The formal definition of special needs is “the individual requirements of a person with a disadvantaged background or a mental, emotional, or physical disability or a high risk of developing one”. I consider myself to be a parent of a special needs child, specifically because Wendy has a chromosome disorder, which resulted in her having a colostomy, feeding tube, and many other malfunctions in her organs. However, the doctors have Wendy listed as having a permanent disability. The way I look at it, is that her disabilities are temporary. Her colostomy should be gone within six months. We eventually hope to completely have her feeding tube gone. And we have no way of knowing if she will be developmentally challenged or not. So, if she has her two surgeries and gets rid of her colostomy and no longer needs a feeding tube and is not mentally handicapped, is she still considered special needs? Will she always be labeled special needs because her organs are mixed up and she has a chromosome abnormality? I’m not sure.
Every doctor we have seen seems to think she will have developmental delays. How severe? They’re not sure. But because of her having a chromosome anomaly, they seem to automatically think she’s going to be intellectually disabled. I don’t think that’s a fair assumption. I’ve never raised a “normal” child, but seeing other babies, my Wendy doesn’t seem to be far behind them, in mental or physical milestones, other than her being almost nine months old and only a little bigger than the average newborn. I’m not saying the doctors’ opinions are wrong, I just don’t think we should assume anything about Wendy because she has proved to be quite extraordinary so far. When I was pregnant and they saw her unbalanced translocation they told me they didn’t even know if she would live, simply because they have nothing to go by. Well, that’s kind of how I feel about them saying she’s going to be disabled all of her life.

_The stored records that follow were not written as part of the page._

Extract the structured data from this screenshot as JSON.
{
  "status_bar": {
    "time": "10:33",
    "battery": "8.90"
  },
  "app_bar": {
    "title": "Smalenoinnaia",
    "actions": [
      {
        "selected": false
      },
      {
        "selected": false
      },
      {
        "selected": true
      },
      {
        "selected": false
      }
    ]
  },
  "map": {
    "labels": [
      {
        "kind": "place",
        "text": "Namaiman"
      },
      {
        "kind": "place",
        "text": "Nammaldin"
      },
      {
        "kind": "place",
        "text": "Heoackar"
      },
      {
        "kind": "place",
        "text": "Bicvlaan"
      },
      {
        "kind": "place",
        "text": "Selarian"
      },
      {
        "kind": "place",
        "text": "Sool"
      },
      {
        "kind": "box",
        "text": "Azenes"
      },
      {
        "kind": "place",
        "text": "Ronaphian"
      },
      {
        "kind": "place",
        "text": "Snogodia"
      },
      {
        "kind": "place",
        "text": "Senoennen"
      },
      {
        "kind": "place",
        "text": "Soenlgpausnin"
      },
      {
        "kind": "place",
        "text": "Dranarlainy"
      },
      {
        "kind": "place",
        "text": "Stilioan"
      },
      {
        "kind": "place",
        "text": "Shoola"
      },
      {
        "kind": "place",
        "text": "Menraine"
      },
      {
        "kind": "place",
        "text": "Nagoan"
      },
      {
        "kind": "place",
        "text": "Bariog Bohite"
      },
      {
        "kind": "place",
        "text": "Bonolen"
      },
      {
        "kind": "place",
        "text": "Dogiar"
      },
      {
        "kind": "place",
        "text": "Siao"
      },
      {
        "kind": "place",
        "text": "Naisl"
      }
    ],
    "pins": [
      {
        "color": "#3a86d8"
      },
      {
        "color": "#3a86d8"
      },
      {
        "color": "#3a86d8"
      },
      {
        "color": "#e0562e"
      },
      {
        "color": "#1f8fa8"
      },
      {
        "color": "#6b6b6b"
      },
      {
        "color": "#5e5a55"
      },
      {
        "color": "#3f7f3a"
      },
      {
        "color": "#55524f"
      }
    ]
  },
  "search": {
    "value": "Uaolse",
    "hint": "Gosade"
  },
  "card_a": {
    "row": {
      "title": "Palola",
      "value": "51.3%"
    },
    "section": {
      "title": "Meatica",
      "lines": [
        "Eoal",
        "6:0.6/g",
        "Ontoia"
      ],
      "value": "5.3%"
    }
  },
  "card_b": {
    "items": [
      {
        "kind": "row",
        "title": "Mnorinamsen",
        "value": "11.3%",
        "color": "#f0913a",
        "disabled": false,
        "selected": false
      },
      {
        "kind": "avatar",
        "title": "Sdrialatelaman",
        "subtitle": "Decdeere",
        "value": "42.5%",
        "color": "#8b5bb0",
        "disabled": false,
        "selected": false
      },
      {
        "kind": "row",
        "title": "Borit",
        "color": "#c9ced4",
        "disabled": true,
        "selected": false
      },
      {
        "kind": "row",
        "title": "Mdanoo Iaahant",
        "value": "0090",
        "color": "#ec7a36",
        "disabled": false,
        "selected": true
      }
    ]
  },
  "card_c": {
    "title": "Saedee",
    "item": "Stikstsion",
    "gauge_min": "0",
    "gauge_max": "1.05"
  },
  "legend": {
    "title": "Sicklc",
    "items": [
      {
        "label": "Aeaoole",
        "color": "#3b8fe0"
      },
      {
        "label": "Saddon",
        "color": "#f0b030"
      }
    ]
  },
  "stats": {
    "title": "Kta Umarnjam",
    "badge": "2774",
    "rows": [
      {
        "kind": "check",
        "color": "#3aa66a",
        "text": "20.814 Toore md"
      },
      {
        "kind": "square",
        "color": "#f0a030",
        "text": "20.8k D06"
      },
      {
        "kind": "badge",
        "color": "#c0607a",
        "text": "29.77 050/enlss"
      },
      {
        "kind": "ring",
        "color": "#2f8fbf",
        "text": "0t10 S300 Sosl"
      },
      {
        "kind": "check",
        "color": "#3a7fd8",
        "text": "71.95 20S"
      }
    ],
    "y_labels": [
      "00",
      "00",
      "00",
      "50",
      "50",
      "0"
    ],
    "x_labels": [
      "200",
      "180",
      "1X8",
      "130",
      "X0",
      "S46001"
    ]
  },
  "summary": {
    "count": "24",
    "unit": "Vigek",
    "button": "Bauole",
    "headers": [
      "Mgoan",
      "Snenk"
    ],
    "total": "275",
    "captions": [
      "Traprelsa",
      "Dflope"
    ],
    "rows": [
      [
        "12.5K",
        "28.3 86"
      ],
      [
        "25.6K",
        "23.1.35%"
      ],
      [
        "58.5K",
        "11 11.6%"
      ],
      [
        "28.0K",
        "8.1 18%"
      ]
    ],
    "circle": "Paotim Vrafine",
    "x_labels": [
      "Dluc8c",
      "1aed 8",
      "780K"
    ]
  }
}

It just makes me wonder if I will have the title “special needs parent” all my life (not that that’s a bad thing, because parents of special needs children are usually some of the most exceptional parents out there). I won’t ever be able to say my daughter is 100% healthy because internally everything is not as it should be, but from watching Wendy I don’t know that I will always have to say my daughter is disabled. At this point we are not sure about anything. The only thing I am absolutely positive about is that Wendy is the most perfect little miracle I could’ve ever wished for. And whether I only get to take care of her until she’s 18 or if I have to take care of her until she’s 80, I will love her just the same as I always have.